> _WHAT THE TASK REQUIRES_
Type the entries out once more. Match them exactly.

RECORDS SHOWN: Begin

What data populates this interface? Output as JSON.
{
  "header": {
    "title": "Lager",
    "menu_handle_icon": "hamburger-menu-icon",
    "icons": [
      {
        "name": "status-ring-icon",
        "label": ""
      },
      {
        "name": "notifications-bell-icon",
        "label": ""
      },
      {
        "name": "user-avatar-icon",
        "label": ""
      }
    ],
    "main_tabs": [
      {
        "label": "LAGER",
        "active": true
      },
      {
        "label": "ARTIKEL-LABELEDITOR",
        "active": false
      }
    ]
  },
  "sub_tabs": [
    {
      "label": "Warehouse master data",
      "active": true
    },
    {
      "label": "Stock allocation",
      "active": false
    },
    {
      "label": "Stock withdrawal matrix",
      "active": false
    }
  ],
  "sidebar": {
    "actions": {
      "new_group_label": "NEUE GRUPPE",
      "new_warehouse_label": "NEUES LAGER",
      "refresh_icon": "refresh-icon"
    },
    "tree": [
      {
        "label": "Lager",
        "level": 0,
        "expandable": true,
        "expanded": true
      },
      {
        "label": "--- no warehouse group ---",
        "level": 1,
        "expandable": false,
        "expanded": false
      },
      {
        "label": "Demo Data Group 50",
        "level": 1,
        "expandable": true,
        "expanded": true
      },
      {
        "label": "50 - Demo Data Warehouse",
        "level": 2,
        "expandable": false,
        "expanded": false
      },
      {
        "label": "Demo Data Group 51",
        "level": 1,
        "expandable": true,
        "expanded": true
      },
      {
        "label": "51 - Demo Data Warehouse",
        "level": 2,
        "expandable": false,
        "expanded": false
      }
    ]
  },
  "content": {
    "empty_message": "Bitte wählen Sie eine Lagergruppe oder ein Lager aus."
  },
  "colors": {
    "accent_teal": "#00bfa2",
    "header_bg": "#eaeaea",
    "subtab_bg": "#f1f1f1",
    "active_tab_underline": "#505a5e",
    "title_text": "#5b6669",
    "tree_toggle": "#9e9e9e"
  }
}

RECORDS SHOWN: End

> _EXPECTED OUTPUT_
What data populates this interface? Output as JSON.
{
  "header": {
    "title": "Lager",
    "menu_handle_icon": "hamburger-menu-icon",
    "icons": [
      {
        "name": "status-ring-icon",
        "label": ""
      },
      {
        "name": "notifications-bell-icon",
        "label": ""
      },
      {
        "name": "user-avatar-icon",
        "label": ""
      }
    ],
    "main_tabs": [
      {
        "label": "LAGER",
        "active": true
      },
      {
        "label": "ARTIKEL-LABELEDITOR",
        "active": false
      }
    ]
  },
  "sub_tabs": [
    {
      "label": "Warehouse master data",
      "active": true
    },
    {
      "label": "Stock allocation",
      "active": false
    },
    {
      "label": "Stock withdrawal matrix",
      "active": false
    }
  ],
  "sidebar": {
    "actions": {
      "new_group_label": "NEUE GRUPPE",
      "new_warehouse_label": "NEUES LAGER",
      "refresh_icon": "refresh-icon"
    },
    "tree": [
      {
        "label": "Lager",
        "level": 0,
        "expandable": true,
        "expanded": true
      },
      {
        "label": "--- no warehouse group ---",
        "level": 1,
        "expandable": false,
        "expanded": false
      },
      {
        "label": "Demo Data Group 50",
        "level": 1,
        "expandable": true,
        "expanded": true
      },
      {
        "label": "50 - Demo Data Warehouse",
        "level": 2,
        "expandable": false,
        "expanded": false
      },
      {
        "label": "Demo Data Group 51",
        "level": 1,
        "expandable": true,
        "expanded": true
      },
      {
        "label": "51 - Demo Data Warehouse",
        "level": 2,
        "expandable": false,
        "expanded": false
      }
    ]
  },
  "content": {
    "empty_message": "Bitte wählen Sie eine Lagergruppe oder ein Lager aus."
  },
  "colors": {
    "accent_teal": "#00bfa2",
    "header_bg": "#eaeaea",
    "subtab_bg": "#f1f1f1",
    "active_tab_underline": "#505a5e",
    "title_text": "#5b6669",
    "tree_toggle": "#9e9e9e"
  }
}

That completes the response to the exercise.